**YOUR TASK**
Filter the records below and copy every line containing the word "JSON".

Segment Start: RECORDS TO PROCESS

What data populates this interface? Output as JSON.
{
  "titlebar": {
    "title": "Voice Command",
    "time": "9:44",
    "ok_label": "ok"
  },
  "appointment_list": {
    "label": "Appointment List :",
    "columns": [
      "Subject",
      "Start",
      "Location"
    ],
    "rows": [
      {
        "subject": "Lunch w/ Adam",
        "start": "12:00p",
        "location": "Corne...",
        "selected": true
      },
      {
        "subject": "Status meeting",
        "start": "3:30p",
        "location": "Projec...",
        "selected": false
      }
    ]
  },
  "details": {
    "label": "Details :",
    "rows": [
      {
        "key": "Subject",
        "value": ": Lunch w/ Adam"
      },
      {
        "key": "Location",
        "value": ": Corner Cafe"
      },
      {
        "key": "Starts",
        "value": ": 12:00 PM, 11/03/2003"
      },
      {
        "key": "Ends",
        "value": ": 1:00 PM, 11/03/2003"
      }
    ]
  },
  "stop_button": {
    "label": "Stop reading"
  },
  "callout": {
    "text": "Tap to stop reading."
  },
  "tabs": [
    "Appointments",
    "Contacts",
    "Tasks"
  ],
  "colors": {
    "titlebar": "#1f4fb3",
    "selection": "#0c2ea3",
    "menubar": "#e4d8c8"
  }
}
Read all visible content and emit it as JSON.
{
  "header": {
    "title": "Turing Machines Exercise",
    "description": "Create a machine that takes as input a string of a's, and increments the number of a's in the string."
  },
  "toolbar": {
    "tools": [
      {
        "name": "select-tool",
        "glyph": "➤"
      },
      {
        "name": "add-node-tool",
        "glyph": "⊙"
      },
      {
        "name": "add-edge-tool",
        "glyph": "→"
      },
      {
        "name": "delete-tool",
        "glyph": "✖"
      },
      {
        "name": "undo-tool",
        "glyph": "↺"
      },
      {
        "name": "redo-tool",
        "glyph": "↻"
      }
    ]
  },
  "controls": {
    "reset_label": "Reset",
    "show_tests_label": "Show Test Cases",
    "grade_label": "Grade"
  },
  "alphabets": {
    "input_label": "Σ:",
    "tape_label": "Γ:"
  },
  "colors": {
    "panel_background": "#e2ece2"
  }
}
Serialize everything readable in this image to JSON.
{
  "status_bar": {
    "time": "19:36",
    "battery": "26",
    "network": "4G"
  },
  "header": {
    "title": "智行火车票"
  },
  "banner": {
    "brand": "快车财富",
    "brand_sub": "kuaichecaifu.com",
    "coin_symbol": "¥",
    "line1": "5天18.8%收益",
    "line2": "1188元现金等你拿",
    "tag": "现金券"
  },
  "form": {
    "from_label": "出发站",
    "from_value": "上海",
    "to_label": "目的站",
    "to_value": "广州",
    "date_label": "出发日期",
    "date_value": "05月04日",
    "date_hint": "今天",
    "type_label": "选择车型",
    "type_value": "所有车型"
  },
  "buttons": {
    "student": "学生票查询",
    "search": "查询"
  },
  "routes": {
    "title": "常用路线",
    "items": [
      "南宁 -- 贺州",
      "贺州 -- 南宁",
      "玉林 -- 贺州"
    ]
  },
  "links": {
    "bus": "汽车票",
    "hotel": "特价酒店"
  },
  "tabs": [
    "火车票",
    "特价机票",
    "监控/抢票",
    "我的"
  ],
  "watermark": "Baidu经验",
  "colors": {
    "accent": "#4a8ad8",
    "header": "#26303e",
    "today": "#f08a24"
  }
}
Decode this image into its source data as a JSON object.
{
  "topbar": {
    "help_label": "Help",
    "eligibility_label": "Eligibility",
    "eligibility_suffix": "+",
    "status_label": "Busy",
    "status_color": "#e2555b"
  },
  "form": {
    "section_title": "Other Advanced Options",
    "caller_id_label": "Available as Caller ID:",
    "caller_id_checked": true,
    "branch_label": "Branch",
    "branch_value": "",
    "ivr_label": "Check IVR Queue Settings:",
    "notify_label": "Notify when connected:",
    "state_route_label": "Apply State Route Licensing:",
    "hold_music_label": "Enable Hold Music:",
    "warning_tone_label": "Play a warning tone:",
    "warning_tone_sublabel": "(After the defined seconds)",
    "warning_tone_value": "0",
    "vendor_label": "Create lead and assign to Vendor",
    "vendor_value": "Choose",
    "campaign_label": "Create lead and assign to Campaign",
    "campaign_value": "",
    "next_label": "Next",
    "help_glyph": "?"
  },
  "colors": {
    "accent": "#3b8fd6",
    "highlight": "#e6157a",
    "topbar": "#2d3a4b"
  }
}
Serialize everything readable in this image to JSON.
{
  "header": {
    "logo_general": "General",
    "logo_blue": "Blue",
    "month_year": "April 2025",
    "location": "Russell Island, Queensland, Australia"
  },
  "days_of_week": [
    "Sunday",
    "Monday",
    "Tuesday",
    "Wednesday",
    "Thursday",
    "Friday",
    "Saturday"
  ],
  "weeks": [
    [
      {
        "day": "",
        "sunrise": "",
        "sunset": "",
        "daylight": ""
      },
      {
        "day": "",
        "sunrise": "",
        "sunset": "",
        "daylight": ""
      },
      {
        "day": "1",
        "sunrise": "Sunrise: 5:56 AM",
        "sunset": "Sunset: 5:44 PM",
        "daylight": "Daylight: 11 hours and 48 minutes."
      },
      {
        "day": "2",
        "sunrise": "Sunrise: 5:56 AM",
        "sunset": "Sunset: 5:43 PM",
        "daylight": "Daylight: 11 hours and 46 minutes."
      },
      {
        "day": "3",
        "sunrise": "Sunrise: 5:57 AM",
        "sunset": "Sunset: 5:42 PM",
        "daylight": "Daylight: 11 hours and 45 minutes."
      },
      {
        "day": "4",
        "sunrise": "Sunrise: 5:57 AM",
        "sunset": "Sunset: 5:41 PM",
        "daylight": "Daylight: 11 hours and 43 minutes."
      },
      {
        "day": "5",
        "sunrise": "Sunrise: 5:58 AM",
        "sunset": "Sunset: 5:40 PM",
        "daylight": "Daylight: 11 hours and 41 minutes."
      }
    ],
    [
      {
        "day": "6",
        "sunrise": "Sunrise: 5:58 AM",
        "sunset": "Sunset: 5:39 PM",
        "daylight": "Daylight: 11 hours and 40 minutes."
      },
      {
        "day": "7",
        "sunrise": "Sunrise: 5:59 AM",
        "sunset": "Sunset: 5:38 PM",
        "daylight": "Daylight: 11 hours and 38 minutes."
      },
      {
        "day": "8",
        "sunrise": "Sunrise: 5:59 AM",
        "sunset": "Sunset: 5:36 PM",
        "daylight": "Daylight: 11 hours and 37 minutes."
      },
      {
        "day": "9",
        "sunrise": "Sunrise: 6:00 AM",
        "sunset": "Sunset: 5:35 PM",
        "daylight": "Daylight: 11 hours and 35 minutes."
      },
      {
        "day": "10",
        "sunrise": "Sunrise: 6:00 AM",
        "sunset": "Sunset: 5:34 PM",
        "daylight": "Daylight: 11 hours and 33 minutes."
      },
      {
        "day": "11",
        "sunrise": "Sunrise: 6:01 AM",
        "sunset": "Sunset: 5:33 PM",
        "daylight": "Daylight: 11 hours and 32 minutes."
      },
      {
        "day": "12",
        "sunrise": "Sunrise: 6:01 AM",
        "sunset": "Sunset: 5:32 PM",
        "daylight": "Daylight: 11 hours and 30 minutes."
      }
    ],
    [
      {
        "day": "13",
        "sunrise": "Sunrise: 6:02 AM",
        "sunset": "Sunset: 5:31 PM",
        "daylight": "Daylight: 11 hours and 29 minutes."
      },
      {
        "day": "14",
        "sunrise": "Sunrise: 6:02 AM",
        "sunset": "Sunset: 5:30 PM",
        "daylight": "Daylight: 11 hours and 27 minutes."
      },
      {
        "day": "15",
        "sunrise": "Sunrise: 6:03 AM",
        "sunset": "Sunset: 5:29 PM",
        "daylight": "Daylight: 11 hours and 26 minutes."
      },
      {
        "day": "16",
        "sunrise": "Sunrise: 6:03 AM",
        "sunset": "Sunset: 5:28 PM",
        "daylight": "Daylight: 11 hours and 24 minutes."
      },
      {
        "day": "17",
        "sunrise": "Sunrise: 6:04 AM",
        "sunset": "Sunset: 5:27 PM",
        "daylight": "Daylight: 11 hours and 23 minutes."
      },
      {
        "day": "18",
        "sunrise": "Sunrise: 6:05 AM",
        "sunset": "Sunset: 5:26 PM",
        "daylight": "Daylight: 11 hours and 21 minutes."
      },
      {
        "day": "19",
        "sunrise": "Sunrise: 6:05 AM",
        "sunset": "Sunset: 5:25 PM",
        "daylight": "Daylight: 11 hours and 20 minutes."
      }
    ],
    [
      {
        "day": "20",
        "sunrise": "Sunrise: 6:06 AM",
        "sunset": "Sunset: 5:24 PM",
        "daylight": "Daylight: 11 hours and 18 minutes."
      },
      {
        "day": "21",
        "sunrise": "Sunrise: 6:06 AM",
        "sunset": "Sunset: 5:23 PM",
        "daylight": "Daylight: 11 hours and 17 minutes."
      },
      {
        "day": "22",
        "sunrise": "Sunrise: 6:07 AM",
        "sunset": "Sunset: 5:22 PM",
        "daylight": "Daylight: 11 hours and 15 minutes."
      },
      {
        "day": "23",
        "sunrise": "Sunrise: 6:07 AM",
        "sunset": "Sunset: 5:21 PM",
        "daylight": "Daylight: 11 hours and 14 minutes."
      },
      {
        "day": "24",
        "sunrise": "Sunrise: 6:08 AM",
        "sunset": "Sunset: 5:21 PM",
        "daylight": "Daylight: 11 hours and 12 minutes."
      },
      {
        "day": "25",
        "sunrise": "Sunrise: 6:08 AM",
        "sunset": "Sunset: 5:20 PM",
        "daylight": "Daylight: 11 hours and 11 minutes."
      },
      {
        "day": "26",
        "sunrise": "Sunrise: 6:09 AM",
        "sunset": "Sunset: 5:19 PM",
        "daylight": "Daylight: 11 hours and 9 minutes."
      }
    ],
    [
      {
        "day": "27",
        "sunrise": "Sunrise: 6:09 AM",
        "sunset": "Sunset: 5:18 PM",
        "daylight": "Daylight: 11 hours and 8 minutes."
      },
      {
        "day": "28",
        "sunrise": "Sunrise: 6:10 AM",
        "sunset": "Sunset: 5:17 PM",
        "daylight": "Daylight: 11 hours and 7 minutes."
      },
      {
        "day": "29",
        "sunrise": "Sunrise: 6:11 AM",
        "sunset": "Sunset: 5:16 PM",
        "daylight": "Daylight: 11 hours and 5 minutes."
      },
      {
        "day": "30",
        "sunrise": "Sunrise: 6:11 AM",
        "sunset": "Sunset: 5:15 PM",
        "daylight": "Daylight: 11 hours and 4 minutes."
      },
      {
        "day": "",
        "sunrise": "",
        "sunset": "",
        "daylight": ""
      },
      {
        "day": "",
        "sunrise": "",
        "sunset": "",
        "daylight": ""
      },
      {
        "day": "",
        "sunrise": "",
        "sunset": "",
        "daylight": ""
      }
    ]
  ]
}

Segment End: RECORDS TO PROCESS

**REPLY TO THE EXERCISE**
What data populates this interface? Output as JSON.
Read all visible content and emit it as JSON.
Serialize everything readable in this image to JSON.
Decode this image into its source data as a JSON object.
Serialize everything readable in this image to JSON.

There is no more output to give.